[Available records]

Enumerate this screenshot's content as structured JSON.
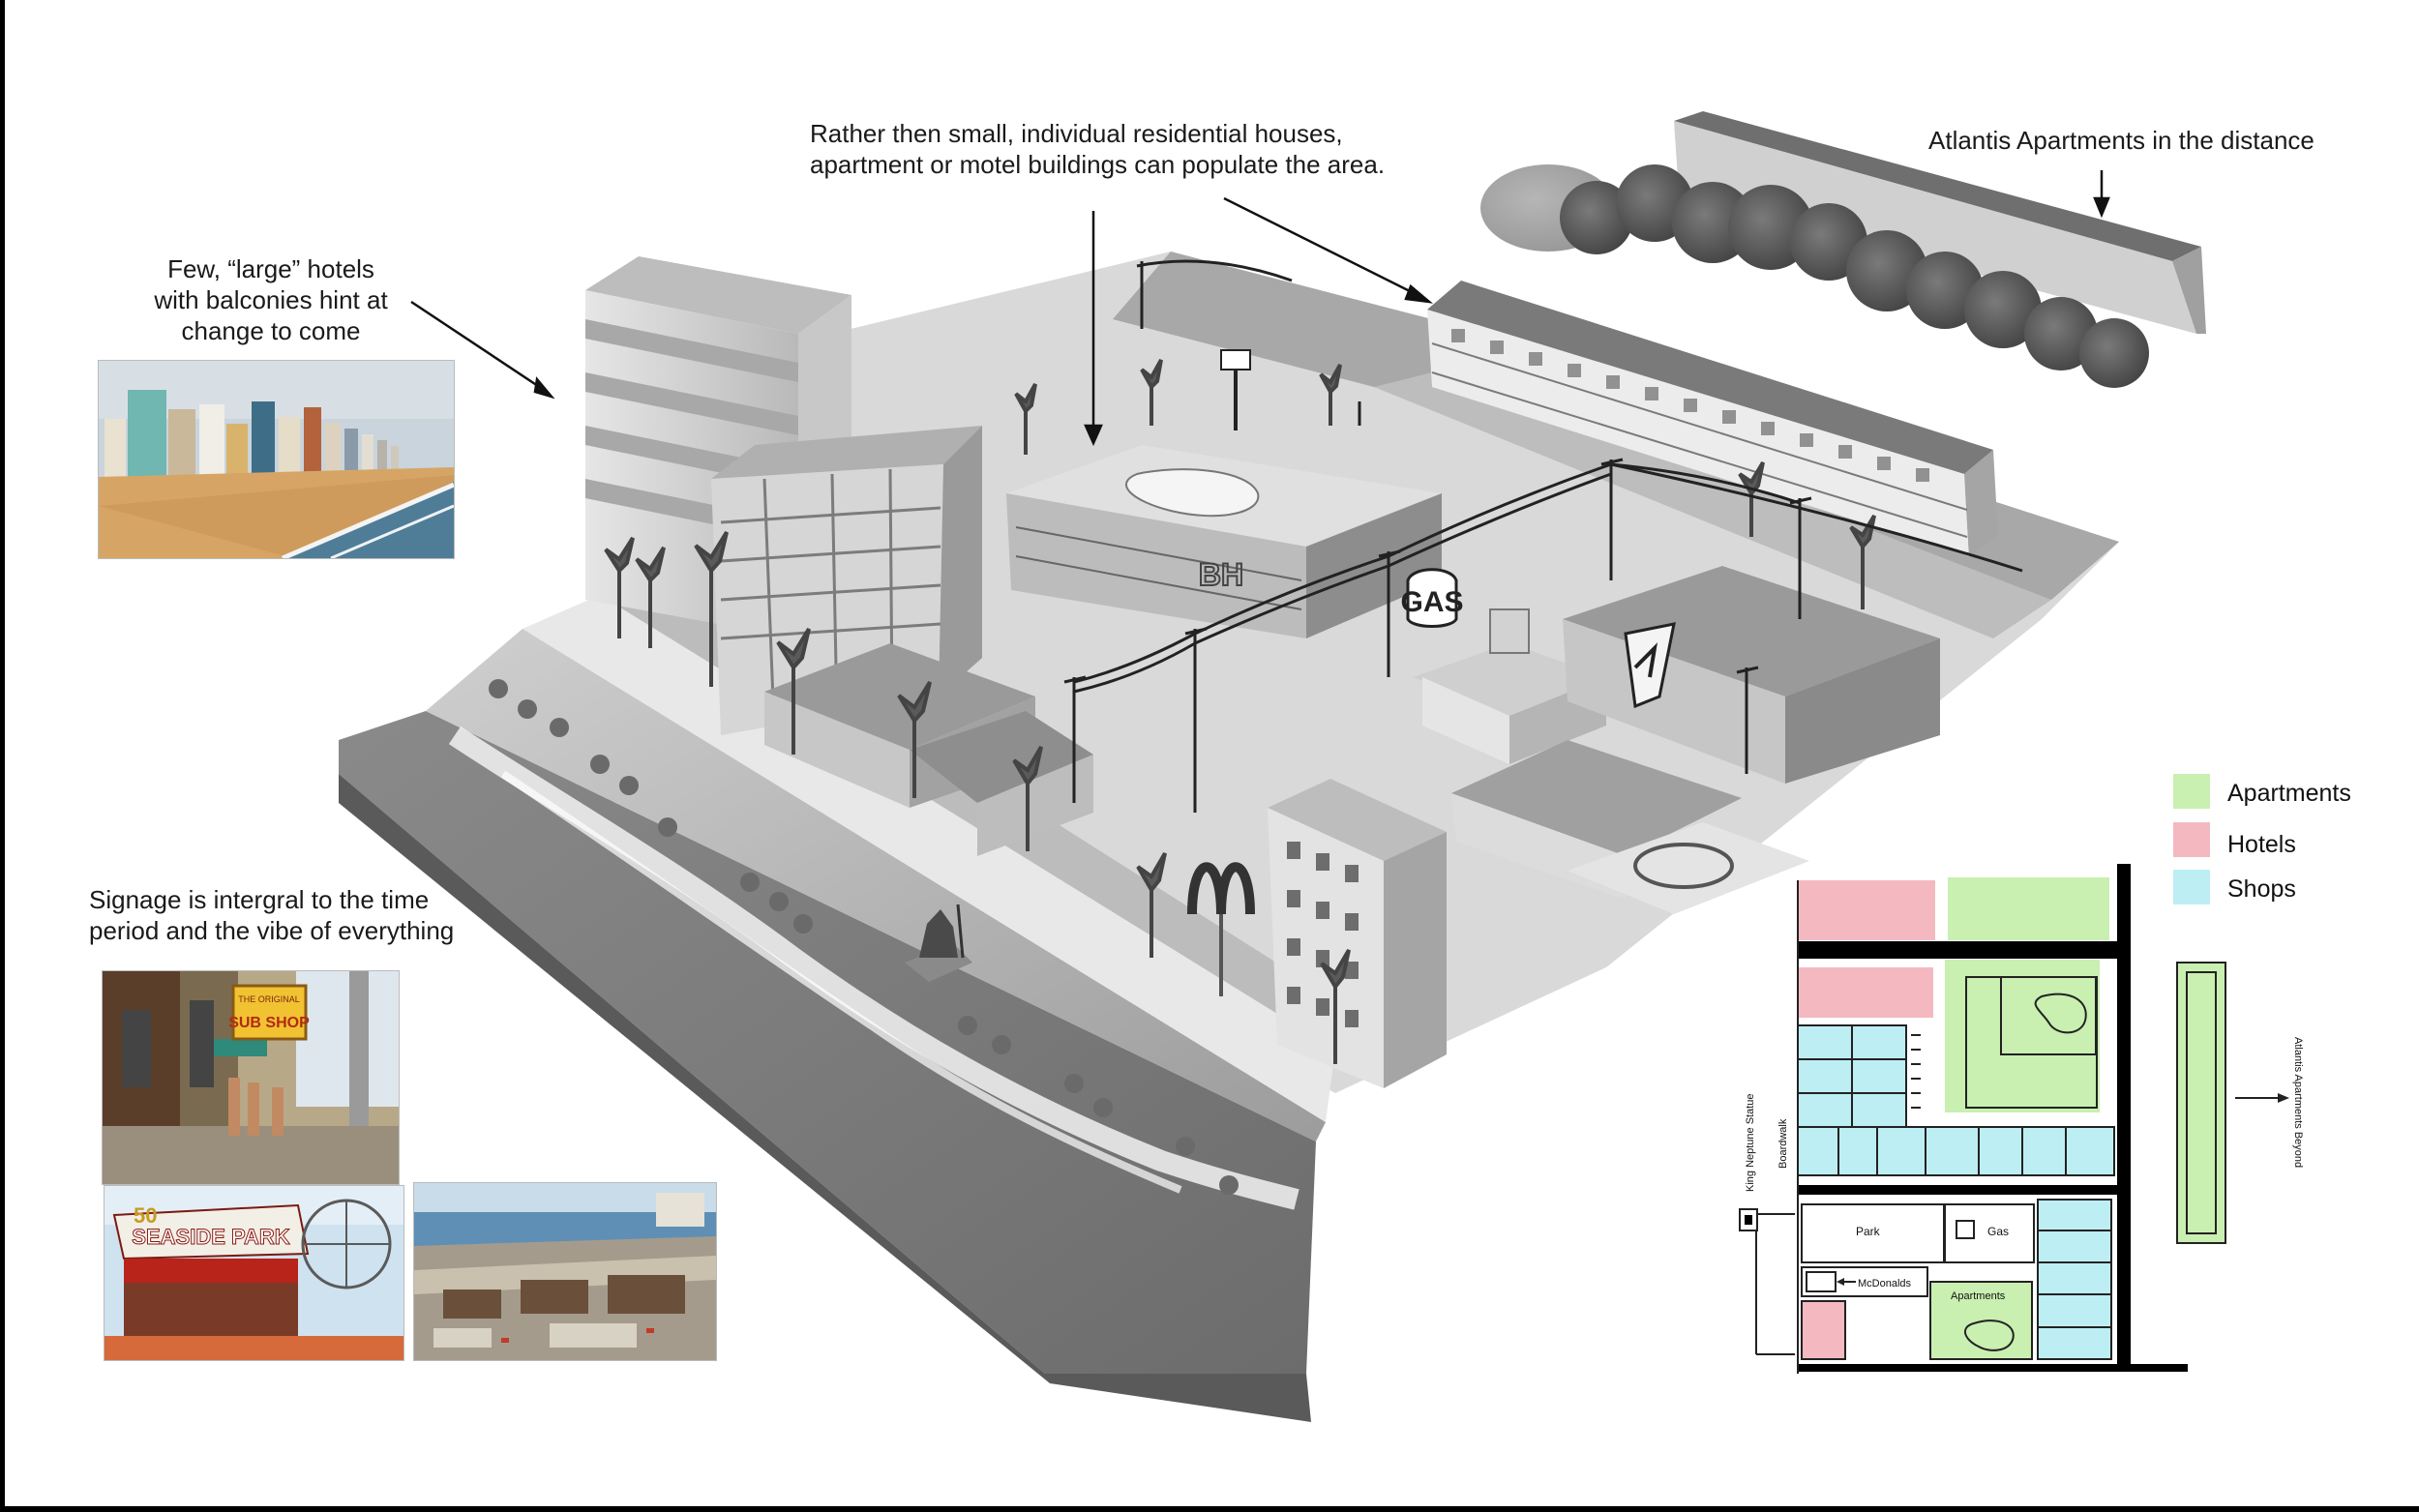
{
  "annotations": {
    "hotels_note": [
      "Few, “large” hotels",
      "with balconies hint at",
      "change to come"
    ],
    "residential_note": [
      "Rather then small, individual residential houses,",
      "apartment or motel buildings can populate the area."
    ],
    "atlantis_note": "Atlantis Apartments in the distance",
    "signage_note": [
      "Signage is intergral to the time",
      "period and the vibe of everything"
    ]
  },
  "photos": {
    "sign_text": "SUB SHOP",
    "sign_top": "THE ORIGINAL",
    "park_sign": "SEASIDE PARK",
    "park_number": "50"
  },
  "sketch_signs": {
    "gas": "GAS",
    "bh": "BH"
  },
  "legend": [
    {
      "label": "Apartments",
      "color": "#c9efb1"
    },
    {
      "label": "Hotels",
      "color": "#f4b9c0"
    },
    {
      "label": "Shops",
      "color": "#bdeef3"
    }
  ],
  "plan": {
    "labels": {
      "king_neptune": "King Neptune Statue",
      "boardwalk": "Boardwalk",
      "park": "Park",
      "gas": "Gas",
      "mcdonalds": "McDonalds",
      "apartments": "Apartments",
      "atlantis_beyond": "Atlantis Apartments Beyond"
    }
  }
}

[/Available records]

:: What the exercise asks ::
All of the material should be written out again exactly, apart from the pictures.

:: Solved problem ::
Enumerate this screenshot's content as structured JSON.
{
  "annotations": {
    "hotels_note": [
      "Few, “large” hotels",
      "with balconies hint at",
      "change to come"
    ],
    "residential_note": [
      "Rather then small, individual residential houses,",
      "apartment or motel buildings can populate the area."
    ],
    "atlantis_note": "Atlantis Apartments in the distance",
    "signage_note": [
      "Signage is intergral to the time",
      "period and the vibe of everything"
    ]
  },
  "photos": {
    "sign_text": "SUB SHOP",
    "sign_top": "THE ORIGINAL",
    "park_sign": "SEASIDE PARK",
    "park_number": "50"
  },
  "sketch_signs": {
    "gas": "GAS",
    "bh": "BH"
  },
  "legend": [
    {
      "label": "Apartments",
      "color": "#c9efb1"
    },
    {
      "label": "Hotels",
      "color": "#f4b9c0"
    },
    {
      "label": "Shops",
      "color": "#bdeef3"
    }
  ],
  "plan": {
    "labels": {
      "king_neptune": "King Neptune Statue",
      "boardwalk": "Boardwalk",
      "park": "Park",
      "gas": "Gas",
      "mcdonalds": "McDonalds",
      "apartments": "Apartments",
      "atlantis_beyond": "Atlantis Apartments Beyond"
    }
  }
}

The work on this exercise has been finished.